[Dataset entries]
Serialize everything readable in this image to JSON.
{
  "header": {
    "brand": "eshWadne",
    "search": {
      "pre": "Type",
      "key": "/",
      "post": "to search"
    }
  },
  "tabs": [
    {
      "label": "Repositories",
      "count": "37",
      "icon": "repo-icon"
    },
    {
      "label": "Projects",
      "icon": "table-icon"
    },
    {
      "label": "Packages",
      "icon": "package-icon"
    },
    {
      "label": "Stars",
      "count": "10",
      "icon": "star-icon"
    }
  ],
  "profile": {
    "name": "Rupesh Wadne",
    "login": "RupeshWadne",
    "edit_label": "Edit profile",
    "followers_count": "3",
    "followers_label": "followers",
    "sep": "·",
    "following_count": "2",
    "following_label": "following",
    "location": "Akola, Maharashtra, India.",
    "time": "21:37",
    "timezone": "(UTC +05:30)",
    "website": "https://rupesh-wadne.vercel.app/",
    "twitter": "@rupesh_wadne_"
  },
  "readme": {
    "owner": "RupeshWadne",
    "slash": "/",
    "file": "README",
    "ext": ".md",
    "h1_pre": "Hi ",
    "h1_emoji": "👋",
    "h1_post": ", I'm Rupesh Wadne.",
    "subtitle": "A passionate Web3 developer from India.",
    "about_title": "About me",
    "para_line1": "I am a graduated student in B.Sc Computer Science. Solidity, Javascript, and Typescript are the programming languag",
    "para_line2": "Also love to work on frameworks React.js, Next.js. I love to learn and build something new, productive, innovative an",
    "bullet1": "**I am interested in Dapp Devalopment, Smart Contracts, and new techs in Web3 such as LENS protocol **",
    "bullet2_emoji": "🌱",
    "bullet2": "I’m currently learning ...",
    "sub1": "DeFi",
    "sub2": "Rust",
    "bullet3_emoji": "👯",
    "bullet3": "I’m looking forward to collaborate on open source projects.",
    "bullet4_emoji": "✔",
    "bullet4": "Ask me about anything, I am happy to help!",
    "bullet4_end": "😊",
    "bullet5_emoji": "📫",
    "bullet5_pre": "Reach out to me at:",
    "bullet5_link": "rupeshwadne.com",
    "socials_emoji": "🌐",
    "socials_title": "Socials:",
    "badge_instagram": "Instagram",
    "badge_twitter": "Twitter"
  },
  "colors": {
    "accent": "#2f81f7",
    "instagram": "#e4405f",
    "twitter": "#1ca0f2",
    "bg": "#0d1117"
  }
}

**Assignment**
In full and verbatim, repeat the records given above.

**Answer area**
Serialize everything readable in this image to JSON.
{
  "header": {
    "brand": "eshWadne",
    "search": {
      "pre": "Type",
      "key": "/",
      "post": "to search"
    }
  },
  "tabs": [
    {
      "label": "Repositories",
      "count": "37",
      "icon": "repo-icon"
    },
    {
      "label": "Projects",
      "icon": "table-icon"
    },
    {
      "label": "Packages",
      "icon": "package-icon"
    },
    {
      "label": "Stars",
      "count": "10",
      "icon": "star-icon"
    }
  ],
  "profile": {
    "name": "Rupesh Wadne",
    "login": "RupeshWadne",
    "edit_label": "Edit profile",
    "followers_count": "3",
    "followers_label": "followers",
    "sep": "·",
    "following_count": "2",
    "following_label": "following",
    "location": "Akola, Maharashtra, India.",
    "time": "21:37",
    "timezone": "(UTC +05:30)",
    "website": "https://rupesh-wadne.vercel.app/",
    "twitter": "@rupesh_wadne_"
  },
  "readme": {
    "owner": "RupeshWadne",
    "slash": "/",
    "file": "README",
    "ext": ".md",
    "h1_pre": "Hi ",
    "h1_emoji": "👋",
    "h1_post": ", I'm Rupesh Wadne.",
    "subtitle": "A passionate Web3 developer from India.",
    "about_title": "About me",
    "para_line1": "I am a graduated student in B.Sc Computer Science. Solidity, Javascript, and Typescript are the programming languag",
    "para_line2": "Also love to work on frameworks React.js, Next.js. I love to learn and build something new, productive, innovative an",
    "bullet1": "**I am interested in Dapp Devalopment, Smart Contracts, and new techs in Web3 such as LENS protocol **",
    "bullet2_emoji": "🌱",
    "bullet2": "I’m currently learning ...",
    "sub1": "DeFi",
    "sub2": "Rust",
    "bullet3_emoji": "👯",
    "bullet3": "I’m looking forward to collaborate on open source projects.",
    "bullet4_emoji": "✔",
    "bullet4": "Ask me about anything, I am happy to help!",
    "bullet4_end": "😊",
    "bullet5_emoji": "📫",
    "bullet5_pre": "Reach out to me at:",
    "bullet5_link": "rupeshwadne.com",
    "socials_emoji": "🌐",
    "socials_title": "Socials:",
    "badge_instagram": "Instagram",
    "badge_twitter": "Twitter"
  },
  "colors": {
    "accent": "#2f81f7",
    "instagram": "#e4405f",
    "twitter": "#1ca0f2",
    "bg": "#0d1117"
  }
}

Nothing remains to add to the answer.